--- Materials provided ---
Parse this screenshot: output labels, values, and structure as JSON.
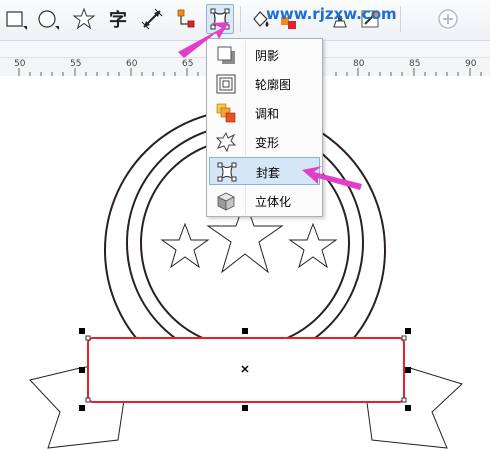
{
  "watermark": "www.rjzxw.com",
  "toolbar": {
    "tools": [
      {
        "name": "rectangle-tool-icon"
      },
      {
        "name": "ellipse-tool-icon"
      },
      {
        "name": "star-tool-icon"
      },
      {
        "name": "text-tool-icon",
        "glyph": "字"
      },
      {
        "name": "dimension-tool-icon"
      },
      {
        "name": "connector-tool-icon"
      },
      {
        "name": "interactive-envelope-tool-icon"
      },
      {
        "name": "fill-tool-icon"
      },
      {
        "name": "color-tool-icon"
      },
      {
        "name": "outline-tool-icon"
      },
      {
        "name": "eyedropper-tool-icon"
      },
      {
        "name": "add-icon"
      }
    ]
  },
  "ruler": {
    "labels": [
      "50",
      "55",
      "60",
      "65",
      "80",
      "85",
      "90"
    ]
  },
  "menu": {
    "items": [
      {
        "label": "阴影",
        "icon": "shadow-icon"
      },
      {
        "label": "轮廓图",
        "icon": "contour-icon"
      },
      {
        "label": "调和",
        "icon": "blend-icon"
      },
      {
        "label": "变形",
        "icon": "distort-icon"
      },
      {
        "label": "封套",
        "icon": "envelope-icon",
        "highlighted": true
      },
      {
        "label": "立体化",
        "icon": "extrude-icon"
      }
    ]
  },
  "colors": {
    "accent_arrow": "#e040c8",
    "selection_outline": "#e8202a",
    "menu_highlight": "#d5e6f7",
    "watermark": "#1a6fd6"
  }
}
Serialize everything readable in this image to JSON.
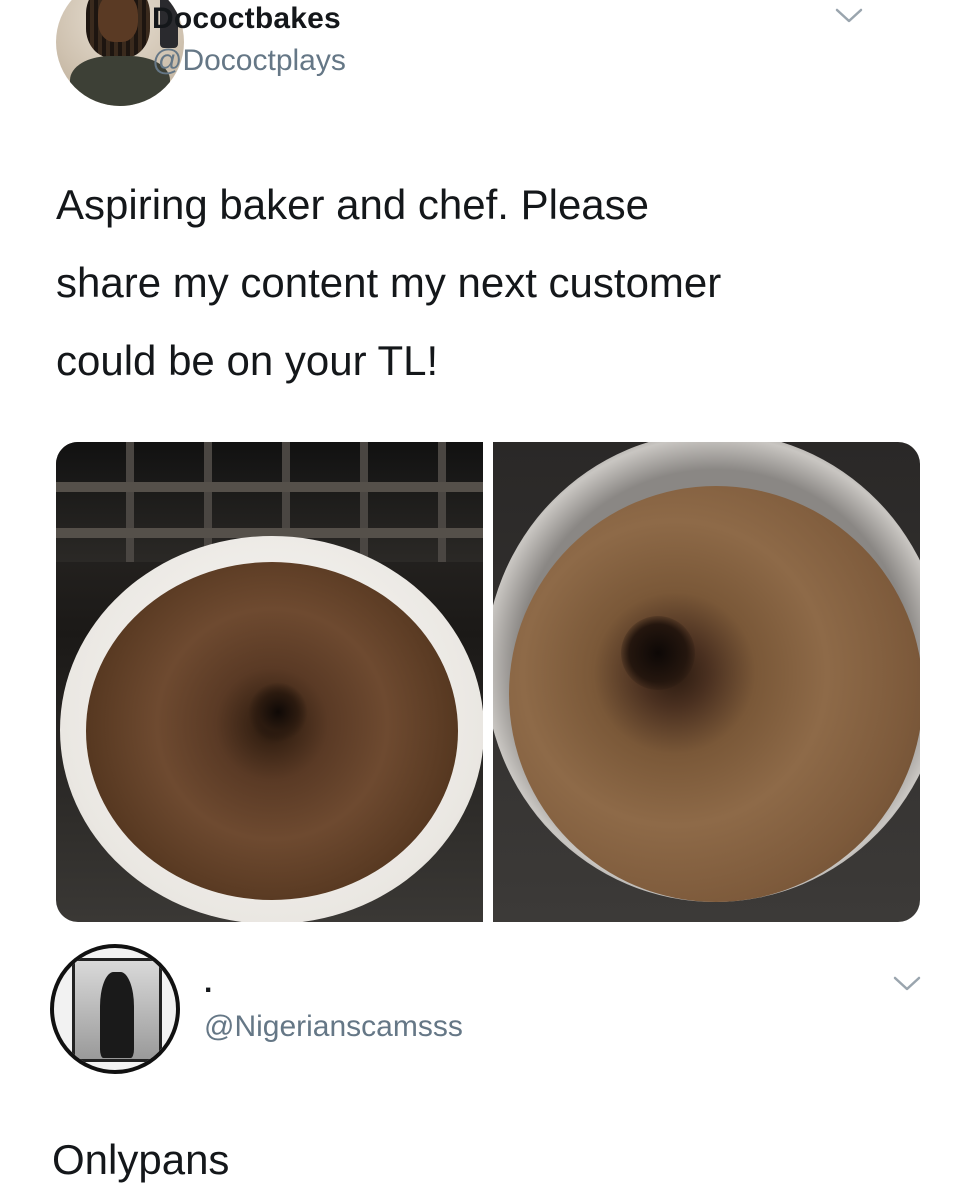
{
  "tweet": {
    "display_name": "Dococtbakes",
    "handle": "@Dococtplays",
    "text": "Aspiring baker and chef. Please\nshare my content my next customer\ncould be on your TL!",
    "media": {
      "photos": [
        "cake-ramekin-photo",
        "pan-photo"
      ]
    }
  },
  "reply": {
    "display_name": ".",
    "handle": "@Nigerianscamsss",
    "text": "Onlypans"
  },
  "colors": {
    "text": "#14171a",
    "secondary": "#657786",
    "background": "#ffffff"
  },
  "icons": {
    "menu": "chevron-down-icon"
  }
}
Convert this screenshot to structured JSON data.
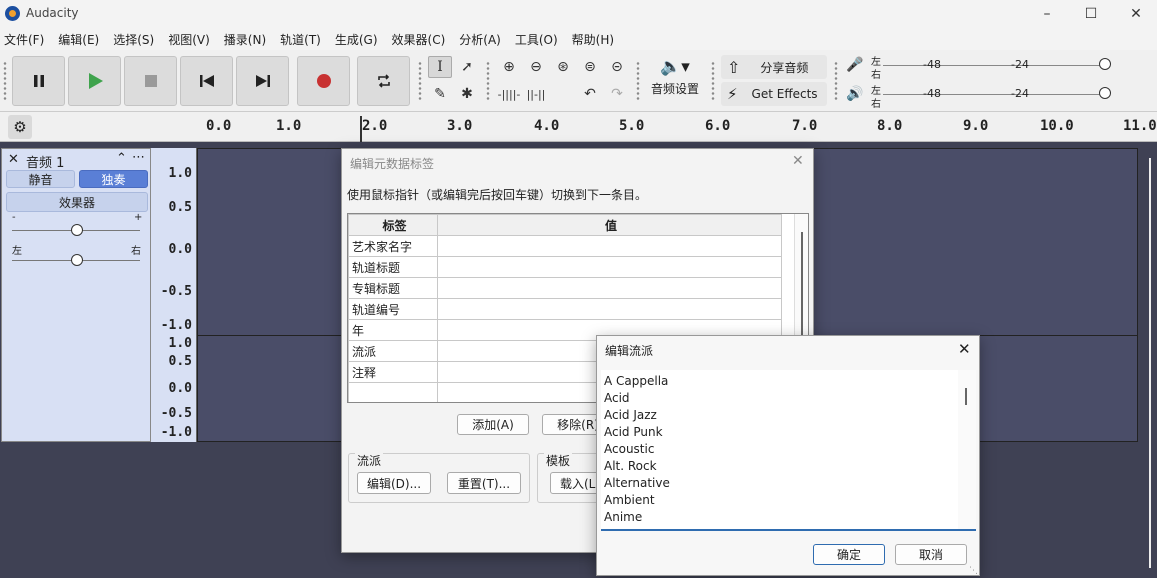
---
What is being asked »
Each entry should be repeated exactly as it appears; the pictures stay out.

Result »
Parse this screenshot: output labels, values, and structure as JSON.
{
  "watermark": "www.rjzxw.com",
  "toolbar": {
    "tools": [
      {
        "name": "rectangle-tool-icon"
      },
      {
        "name": "ellipse-tool-icon"
      },
      {
        "name": "star-tool-icon"
      },
      {
        "name": "text-tool-icon",
        "glyph": "字"
      },
      {
        "name": "dimension-tool-icon"
      },
      {
        "name": "connector-tool-icon"
      },
      {
        "name": "interactive-envelope-tool-icon"
      },
      {
        "name": "fill-tool-icon"
      },
      {
        "name": "color-tool-icon"
      },
      {
        "name": "outline-tool-icon"
      },
      {
        "name": "eyedropper-tool-icon"
      },
      {
        "name": "add-icon"
      }
    ]
  },
  "ruler": {
    "labels": [
      "50",
      "55",
      "60",
      "65",
      "80",
      "85",
      "90"
    ]
  },
  "menu": {
    "items": [
      {
        "label": "阴影",
        "icon": "shadow-icon"
      },
      {
        "label": "轮廓图",
        "icon": "contour-icon"
      },
      {
        "label": "调和",
        "icon": "blend-icon"
      },
      {
        "label": "变形",
        "icon": "distort-icon"
      },
      {
        "label": "封套",
        "icon": "envelope-icon",
        "highlighted": true
      },
      {
        "label": "立体化",
        "icon": "extrude-icon"
      }
    ]
  },
  "colors": {
    "accent_arrow": "#e040c8",
    "selection_outline": "#e8202a",
    "menu_highlight": "#d5e6f7",
    "watermark": "#1a6fd6"
  }
}
Serialize everything readable in this image to JSON.
{
  "tweet": {
    "display_name": "Dococtbakes",
    "handle": "@Dococtplays",
    "text": "Aspiring baker and chef. Please\nshare my content my next customer\ncould be on your TL!",
    "media": {
      "photos": [
        "cake-ramekin-photo",
        "pan-photo"
      ]
    }
  },
  "reply": {
    "display_name": ".",
    "handle": "@Nigerianscamsss",
    "text": "Onlypans"
  },
  "colors": {
    "text": "#14171a",
    "secondary": "#657786",
    "background": "#ffffff"
  },
  "icons": {
    "menu": "chevron-down-icon"
  }
}
Convert this screenshot to structured JSON data.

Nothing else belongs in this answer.